On January 29th, 1886 Karl Benz filed the patent for what is arguably the first automobile. It came to be referred to as the Motorwagen. It had three wheels, and a tiller for steering, but it was powered by a gasoline engine. Like many brilliant inventors, Benz was not a particularly good business man, and a somewhat unstable character. Most of his early ventures were failures. However, he married well and was able to engineer (pun intended) a few bailouts and find the means to launch new ventures. In fact, his wife Bertha Benz may have been the key to the successful launch of the Benz automobile as she is credited with being the first person to drive an automobile between two cities (65 miles). This created a great deal of publicity and made the automobile practical in the eyes of the public.

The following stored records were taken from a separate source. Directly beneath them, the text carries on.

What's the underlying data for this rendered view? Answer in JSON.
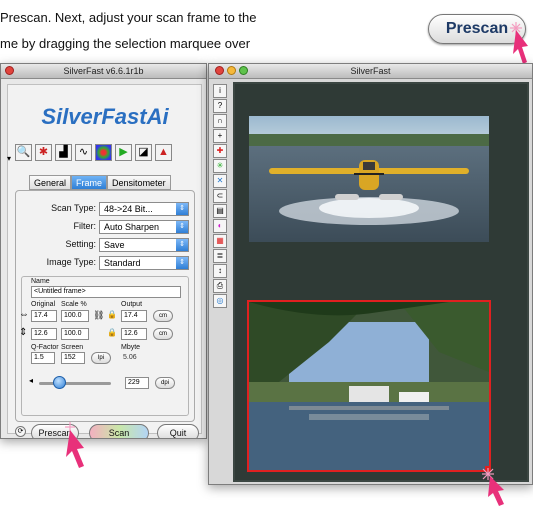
{
  "instruction": {
    "line1": "Prescan. Next, adjust your scan frame to the",
    "line2": "me by dragging the selection marquee over"
  },
  "prescan_callout": {
    "label": "Prescan"
  },
  "control_window": {
    "title": "SilverFast v6.6.1r1b",
    "logo": "SilverFastAi",
    "tabs": [
      "General",
      "Frame",
      "Densitometer"
    ],
    "active_tab": "Frame",
    "settings": [
      {
        "label": "Scan Type:",
        "value": "48->24 Bit..."
      },
      {
        "label": "Filter:",
        "value": "Auto Sharpen"
      },
      {
        "label": "Setting:",
        "value": "Save"
      },
      {
        "label": "Image Type:",
        "value": "Standard"
      }
    ],
    "frame": {
      "name_label": "Name",
      "name_value": "<Untitled frame>",
      "col_original": "Original",
      "col_scale": "Scale %",
      "col_output": "Output",
      "width_original": "17.4",
      "width_scale": "100.0",
      "width_output": "17.4",
      "height_original": "12.6",
      "height_scale": "100.0",
      "height_output": "12.6",
      "unit": "cm",
      "qfactor_label": "Q-Factor",
      "screen_label": "Screen",
      "mbyte_label": "Mbyte",
      "qfactor_value": "1.5",
      "screen_value": "152",
      "lpi_label": "lpi",
      "mbyte_value": "5.06",
      "resolution_value": "229",
      "dpi_label": "dpi"
    },
    "buttons": {
      "prescan": "Prescan",
      "scan": "Scan",
      "quit": "Quit"
    }
  },
  "preview_window": {
    "title": "SilverFast",
    "tool_icons": [
      "info-tool",
      "help-tool",
      "hand-tool",
      "zoom-tool",
      "midtone-tool",
      "color-cast-tool",
      "selective-color-tool",
      "gradation-tool",
      "histogram-tool",
      "expert-tool",
      "frame-tool",
      "loupe-tool",
      "print-tool",
      "magnifier-tool"
    ]
  },
  "colors": {
    "logo_blue": "#2a6fc1",
    "tab_active": "#2f7fd6",
    "selection_red": "#e02020",
    "cursor_pink": "#e8307a",
    "preview_bg": "#2f3a36"
  }
}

The vehicle itself looks frail and unwieldy by modern standards, and bears more than a passing resemblance to a carriage that is missing its’ team of horses. On closer inspection though, you uncover a number of good ideas that have survived to this day. A tubular frame, rack and pinion steering, the gasoline engine, water-cooling, a rear-mounted engine, leaf spring suspension, bevel gears. And it was fast. On one of the early tests, Benz himself wrote “I may well have reached a speed of 16 kilometers per hour with the car.” Doesn’t sound so fast 125 years later, but the average speed of a walking horse, which was the normal speed of transportation on roads, was and is 6kph. This is also the same speed today of LA traffic, so don’t be surprised to be passed in your new Lambo by a Motorwagen.
Benz subsequently went on to create cars with 4 wheels and then in 1895 the first truck. In 1897, Benz developed the famous “contra” engine. So named because it was a flat horizontally opposed (boxer) engine. The pistons both got to top dead center at the same time producing “contrary” forces that were therefore balanced and smooth. This motor was produced for racing, which was the principal form of advertising at the time, and doubled typical power at the time from around 5hp to around 10hp. Benz cars enjoyed good success with this motor and in 1900 a four cylinder boxer motor producing around 20 hp won the International circuit race in Frankfurt at an average speed of 47.5 kph !! Despite the great success, Benz moved away from the boxer in 1903 in favor of inline engines. However, the boxer configuration obviously went on to fame later on (BMW, Porsche, Subaru) and is in use even today. In 1923 Benz developed the first mid-engined grand prix car with an iconic teardrop shape that was imitated for decades. It was called the Benz Tropfenwagen. This almost certainly represented some of the first advanced thinking about aerodynamics as well.
In 1926, Benz merged with Daimler (headed by Gottlieb Daimler who was himself another early pioneer), and began to produce vehicles under the Mercedes Benz label. The impressive vehicles that have continuously flowed from the company are such that it has managed to not only survive for more than 100 years, but to remain one of the premier producers of automobiles for that entire period. I can’t think of another manufacturer of anything that can say the same.